She returned her gaze to the display. "I see that you classify this woman as a local author. I know for a fact that she lives in Santa Fe. Well, I guess your definition of local is quite, quite liberal then." She turned to me. "So why isn't Michael McGarrity here? He's from Santa Fe. And John Nichols is from Taos. I suppose you'd classify him as 'local,' too, then. Why didn't you put his books here?" She sighed. "It's a shame that books by true local authors aren't displayed here, isn't it?"

I'm looking forward to the return of Margaret Coel and Richard Rhodes to the store. They're really nice.

Minty and Ina hoping to sell their books on public transportation

Tuesday, January 5, 2010

Thanks, Ike

Ike was a smiley dog.

He liked being with kids in the Lunch Buddies Program . . .

. . . and in Reading to Dogs.

Lynn (center) showed him in three shows, and he took best of breed in all three.

He liked to hop on the bed and sit on Michele.

Bobbie and I stepped out in the Dog Jog with our pups.

And for one brief moment at the geographical center of the contiguous United States, he was the center of the country.

Ike. July 2, 1994-January 5, 2010

Sunday, January 3, 2010

The Victory Bar

Yesterday I took a leisurely drive over to Las Vegas, New Mexico, on the old highway. I stopped at the little village of San Jose to look at the Plaza, then drove to the end of the road to look at the frozen Pecos River. Some calves thought I was going to feed them and ambled over to the fence to look pitiful and bawl.

I can haz kow treetz?

Las Vegas was pretty quiet. I drove around the neighborhoods where we used to live--911 Third Street, the houses on 8th Street, Melody Hall, Archuleta Hall--and I enjoyed a bus man's holiday at Tome on the Range, then walked up to the antique store on the Plaza to poke around a bit. A lunch of carne adovada, papitas, frijolitos pintos, and a tortilla at Estella's Cafe on Bridge Street made the day complete.

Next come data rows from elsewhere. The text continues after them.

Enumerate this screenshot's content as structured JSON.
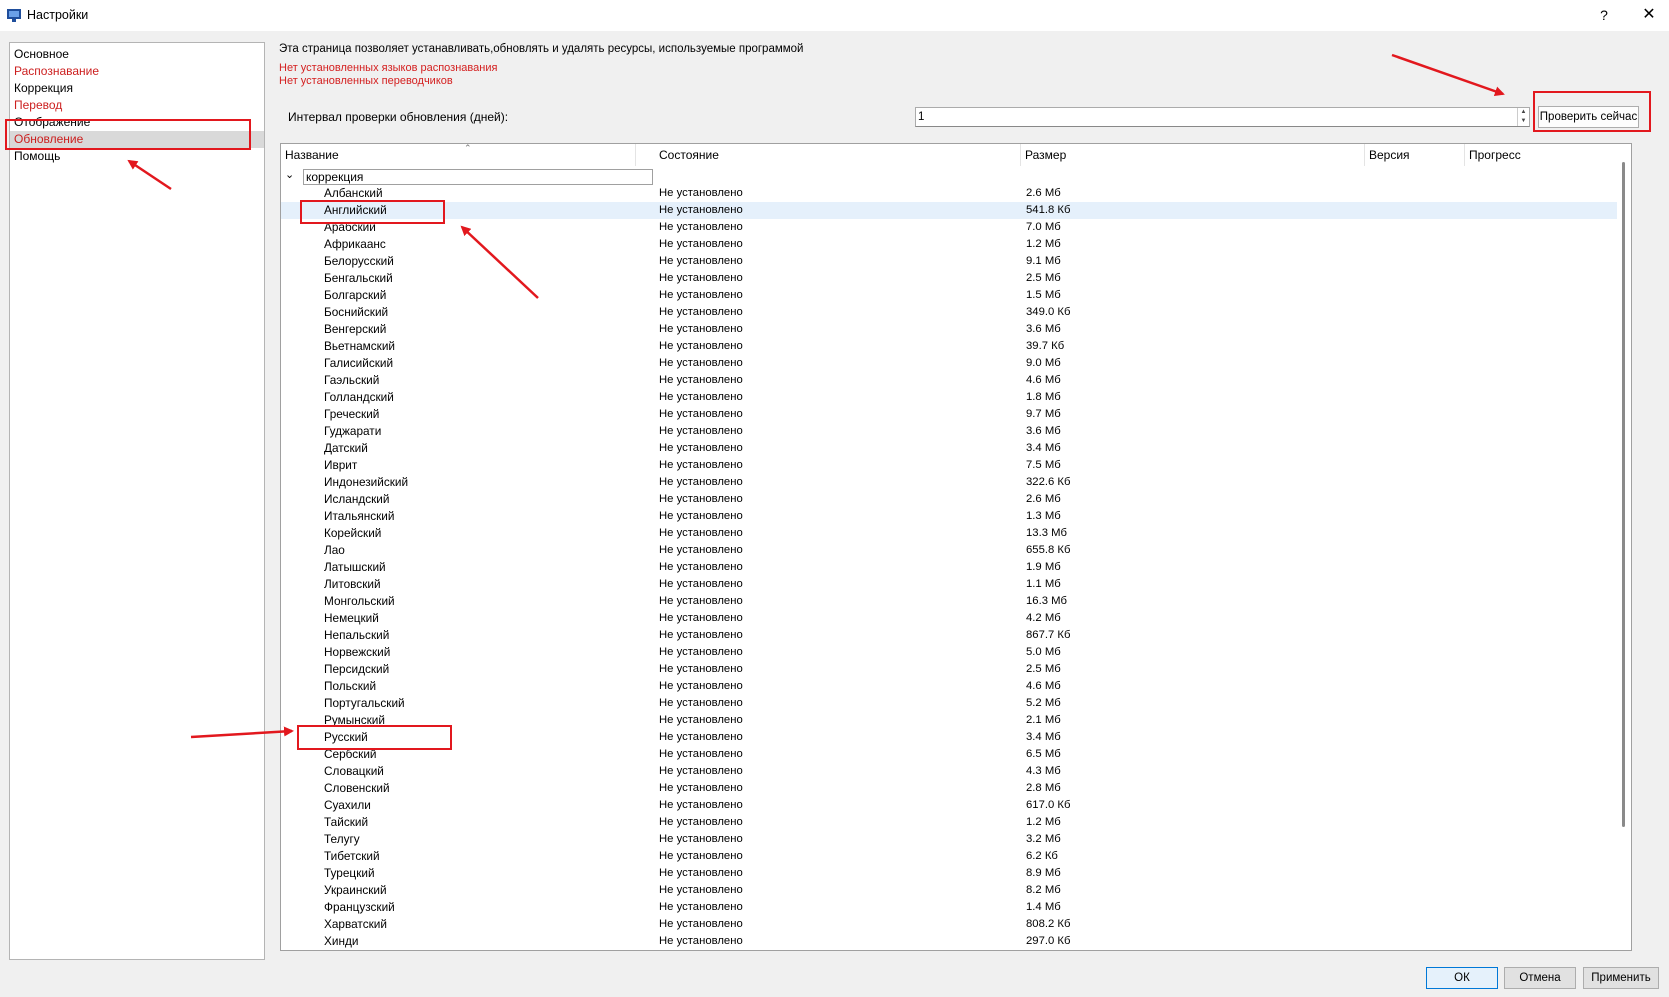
{
  "window": {
    "title": "Настройки",
    "help_label": "?",
    "close_label": "✕"
  },
  "sidebar": {
    "items": [
      {
        "label": "Основное",
        "color": "#000000"
      },
      {
        "label": "Распознавание",
        "color": "#cc1f1f"
      },
      {
        "label": "Коррекция",
        "color": "#000000"
      },
      {
        "label": "Перевод",
        "color": "#cc1f1f"
      },
      {
        "label": "Отображение",
        "color": "#000000"
      },
      {
        "label": "Обновление",
        "color": "#cc1f1f",
        "selected": true
      },
      {
        "label": "Помощь",
        "color": "#000000"
      }
    ]
  },
  "main": {
    "description": "Эта страница позволяет устанавливать,обновлять и удалять ресурсы, используемые программой",
    "warnings": [
      "Нет установленных языков распознавания",
      "Нет установленных переводчиков"
    ],
    "interval_label": "Интервал проверки обновления (дней):",
    "interval_value": "1",
    "check_button": "Проверить сейчас"
  },
  "table": {
    "columns": [
      "Название",
      "Состояние",
      "Размер",
      "Версия",
      "Прогресс"
    ],
    "group": "коррекция",
    "rows": [
      {
        "name": "Албанский",
        "state": "Не установлено",
        "size": "2.6 Мб"
      },
      {
        "name": "Английский",
        "state": "Не установлено",
        "size": "541.8 Кб"
      },
      {
        "name": "Арабский",
        "state": "Не установлено",
        "size": "7.0 Мб"
      },
      {
        "name": "Африкаанс",
        "state": "Не установлено",
        "size": "1.2 Мб"
      },
      {
        "name": "Белорусский",
        "state": "Не установлено",
        "size": "9.1 Мб"
      },
      {
        "name": "Бенгальский",
        "state": "Не установлено",
        "size": "2.5 Мб"
      },
      {
        "name": "Болгарский",
        "state": "Не установлено",
        "size": "1.5 Мб"
      },
      {
        "name": "Боснийский",
        "state": "Не установлено",
        "size": "349.0 Кб"
      },
      {
        "name": "Венгерский",
        "state": "Не установлено",
        "size": "3.6 Мб"
      },
      {
        "name": "Вьетнамский",
        "state": "Не установлено",
        "size": "39.7 Кб"
      },
      {
        "name": "Галисийский",
        "state": "Не установлено",
        "size": "9.0 Мб"
      },
      {
        "name": "Гаэльский",
        "state": "Не установлено",
        "size": "4.6 Мб"
      },
      {
        "name": "Голландский",
        "state": "Не установлено",
        "size": "1.8 Мб"
      },
      {
        "name": "Греческий",
        "state": "Не установлено",
        "size": "9.7 Мб"
      },
      {
        "name": "Гуджарати",
        "state": "Не установлено",
        "size": "3.6 Мб"
      },
      {
        "name": "Датский",
        "state": "Не установлено",
        "size": "3.4 Мб"
      },
      {
        "name": "Иврит",
        "state": "Не установлено",
        "size": "7.5 Мб"
      },
      {
        "name": "Индонезийский",
        "state": "Не установлено",
        "size": "322.6 Кб"
      },
      {
        "name": "Исландский",
        "state": "Не установлено",
        "size": "2.6 Мб"
      },
      {
        "name": "Итальянский",
        "state": "Не установлено",
        "size": "1.3 Мб"
      },
      {
        "name": "Корейский",
        "state": "Не установлено",
        "size": "13.3 Мб"
      },
      {
        "name": "Лао",
        "state": "Не установлено",
        "size": "655.8 Кб"
      },
      {
        "name": "Латышский",
        "state": "Не установлено",
        "size": "1.9 Мб"
      },
      {
        "name": "Литовский",
        "state": "Не установлено",
        "size": "1.1 Мб"
      },
      {
        "name": "Монгольский",
        "state": "Не установлено",
        "size": "16.3 Мб"
      },
      {
        "name": "Немецкий",
        "state": "Не установлено",
        "size": "4.2 Мб"
      },
      {
        "name": "Непальский",
        "state": "Не установлено",
        "size": "867.7 Кб"
      },
      {
        "name": "Норвежский",
        "state": "Не установлено",
        "size": "5.0 Мб"
      },
      {
        "name": "Персидский",
        "state": "Не установлено",
        "size": "2.5 Мб"
      },
      {
        "name": "Польский",
        "state": "Не установлено",
        "size": "4.6 Мб"
      },
      {
        "name": "Португальский",
        "state": "Не установлено",
        "size": "5.2 Мб"
      },
      {
        "name": "Румынский",
        "state": "Не установлено",
        "size": "2.1 Мб"
      },
      {
        "name": "Русский",
        "state": "Не установлено",
        "size": "3.4 Мб"
      },
      {
        "name": "Сербский",
        "state": "Не установлено",
        "size": "6.5 Мб"
      },
      {
        "name": "Словацкий",
        "state": "Не установлено",
        "size": "4.3 Мб"
      },
      {
        "name": "Словенский",
        "state": "Не установлено",
        "size": "2.8 Мб"
      },
      {
        "name": "Суахили",
        "state": "Не установлено",
        "size": "617.0 Кб"
      },
      {
        "name": "Тайский",
        "state": "Не установлено",
        "size": "1.2 Мб"
      },
      {
        "name": "Телугу",
        "state": "Не установлено",
        "size": "3.2 Мб"
      },
      {
        "name": "Тибетский",
        "state": "Не установлено",
        "size": "6.2 Кб"
      },
      {
        "name": "Турецкий",
        "state": "Не установлено",
        "size": "8.9 Мб"
      },
      {
        "name": "Украинский",
        "state": "Не установлено",
        "size": "8.2 Мб"
      },
      {
        "name": "Французский",
        "state": "Не установлено",
        "size": "1.4 Мб"
      },
      {
        "name": "Харватский",
        "state": "Не установлено",
        "size": "808.2 Кб"
      },
      {
        "name": "Хинди",
        "state": "Не установлено",
        "size": "297.0 Кб"
      }
    ]
  },
  "footer": {
    "ok": "ОК",
    "cancel": "Отмена",
    "apply": "Применить"
  },
  "colors": {
    "annotation": "#e2181e",
    "warning_text": "#d42020",
    "selection": "#d9d9d9",
    "row_highlight": "#e5f0fb"
  },
  "icons": {
    "app": "app-window-icon",
    "expand": "chevron-down-icon",
    "sort": "sort-up-icon"
  }
}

On the way back I stopped in Rowe and took some pictures of the Victory Bar.

"It's LUCKY when you live in America."

Late afternoon shadows on the door.

Peg's images of old door frames and door knobs. Collect 'em all!

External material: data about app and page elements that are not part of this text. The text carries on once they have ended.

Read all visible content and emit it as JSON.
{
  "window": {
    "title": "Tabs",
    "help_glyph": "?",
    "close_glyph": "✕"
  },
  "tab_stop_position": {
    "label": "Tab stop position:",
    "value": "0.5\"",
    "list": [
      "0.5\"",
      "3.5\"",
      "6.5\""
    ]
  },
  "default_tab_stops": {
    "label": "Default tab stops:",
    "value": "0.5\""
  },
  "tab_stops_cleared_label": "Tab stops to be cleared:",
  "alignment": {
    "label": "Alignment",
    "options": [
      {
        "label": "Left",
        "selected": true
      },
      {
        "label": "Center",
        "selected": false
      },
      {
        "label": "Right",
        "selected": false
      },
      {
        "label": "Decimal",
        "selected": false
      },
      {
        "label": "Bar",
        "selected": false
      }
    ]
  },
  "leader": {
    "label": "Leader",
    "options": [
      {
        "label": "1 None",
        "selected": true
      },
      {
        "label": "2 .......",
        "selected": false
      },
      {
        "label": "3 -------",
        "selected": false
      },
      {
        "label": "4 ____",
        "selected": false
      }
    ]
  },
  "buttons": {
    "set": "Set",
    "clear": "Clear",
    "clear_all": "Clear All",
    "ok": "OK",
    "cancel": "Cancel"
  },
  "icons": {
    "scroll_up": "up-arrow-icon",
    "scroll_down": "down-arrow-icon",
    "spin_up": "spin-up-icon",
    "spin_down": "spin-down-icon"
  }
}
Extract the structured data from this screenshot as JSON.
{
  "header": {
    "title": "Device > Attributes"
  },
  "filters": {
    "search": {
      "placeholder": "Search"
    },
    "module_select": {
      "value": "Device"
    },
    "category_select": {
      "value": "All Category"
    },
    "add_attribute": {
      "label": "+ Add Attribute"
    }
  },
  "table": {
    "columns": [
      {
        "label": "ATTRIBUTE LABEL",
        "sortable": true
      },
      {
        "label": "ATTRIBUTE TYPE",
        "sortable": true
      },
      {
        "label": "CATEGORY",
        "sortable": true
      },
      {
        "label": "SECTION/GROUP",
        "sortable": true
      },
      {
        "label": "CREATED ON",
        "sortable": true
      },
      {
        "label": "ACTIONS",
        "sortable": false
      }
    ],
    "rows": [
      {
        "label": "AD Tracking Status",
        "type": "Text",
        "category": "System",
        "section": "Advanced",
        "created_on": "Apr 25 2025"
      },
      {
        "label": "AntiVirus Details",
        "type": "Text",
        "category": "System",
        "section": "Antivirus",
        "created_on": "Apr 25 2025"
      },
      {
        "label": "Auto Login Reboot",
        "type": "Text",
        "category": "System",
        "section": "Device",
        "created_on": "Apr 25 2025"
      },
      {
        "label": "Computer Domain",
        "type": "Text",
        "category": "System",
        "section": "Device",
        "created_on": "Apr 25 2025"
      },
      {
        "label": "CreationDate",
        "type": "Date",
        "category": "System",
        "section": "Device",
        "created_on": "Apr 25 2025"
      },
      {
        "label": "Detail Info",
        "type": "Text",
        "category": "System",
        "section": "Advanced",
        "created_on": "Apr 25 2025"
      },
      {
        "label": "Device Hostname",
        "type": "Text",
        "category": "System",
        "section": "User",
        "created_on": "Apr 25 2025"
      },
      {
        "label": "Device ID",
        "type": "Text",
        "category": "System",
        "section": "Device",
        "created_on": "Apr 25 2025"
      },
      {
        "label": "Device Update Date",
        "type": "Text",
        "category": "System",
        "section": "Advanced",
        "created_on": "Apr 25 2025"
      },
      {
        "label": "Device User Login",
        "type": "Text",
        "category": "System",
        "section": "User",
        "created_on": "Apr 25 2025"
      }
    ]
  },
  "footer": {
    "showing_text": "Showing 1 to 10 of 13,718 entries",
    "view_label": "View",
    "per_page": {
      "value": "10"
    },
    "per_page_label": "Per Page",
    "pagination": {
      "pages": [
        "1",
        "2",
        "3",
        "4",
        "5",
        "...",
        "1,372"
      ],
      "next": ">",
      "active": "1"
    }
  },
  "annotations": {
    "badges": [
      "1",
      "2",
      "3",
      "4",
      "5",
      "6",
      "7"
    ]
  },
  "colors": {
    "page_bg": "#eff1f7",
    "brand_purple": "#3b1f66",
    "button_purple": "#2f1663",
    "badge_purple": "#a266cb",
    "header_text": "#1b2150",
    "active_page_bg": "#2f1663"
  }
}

Friday, January 1, 2010

Street fund and books, 2009

You probably recall that I keep track of the money I find on the streets and the number of new books I read every year. Here's the summary for 2009.

Street fund
  • 105 pennies
  • 10 nickels
  • 31 dimes
  • 12 quarters
That's a cool $7.66. I didn't find any folding money, though. Nor did I find any Canadian coins; Marion, I can't take you for some ice cream. The grand total, 1997-2009, is $300.51.

In 2009 I read 102 new books. I usually surpass my pre-owning-a-bookstore goal of 25 new books a year in mid April. I resolved in 2009 to read more literature in translation, and I accomplished that goal with eight books (my faves in blue):

  • Novels in Three Lines (Félix Fénéon), The Man Who Watched Trains Go By (Georges Simenon), and Balzac and the Little Chinese Seamstress (Dai Sijie), translated from French;
  • Club Dumas (Arturo Pérez-Reverte), The House of Bernarda Alba (Federico García Lorca), and The Angel's Game (Carlos Ruiz Zafón), translated from Spanish;
  • The Housekeeper and the Professor (Yoko Ogawa) and A-bomb Drawings by Survivors (Hiroshima Peace Memorial Museum), translated from Japanese.
The best books I read in 2009 are
  • Arrival, by Shaun Tan, a beautiful wordless book about the immigrant experience;
  • Extremely Loud and Incredibly Close, by Jonathan Safran Foer, about the World Trade Center disaster and the search for family;
  • Watchmen, a richly textured and sophisticated graphic novel by Alan Moore;
  • Columbine, by Dave Cullen, about the Columbine High School shootings;
  • The Book of Genesis Illustrated, by R. Crumb; and
  • Suttree, by Cormac McCarthy; the first three pages are so beautifully written that I had to walk away from the book for a while.
What is the first book you'll read in 2010?

Where is human nature so weak as in the bookstore?--Henry Ward Beecher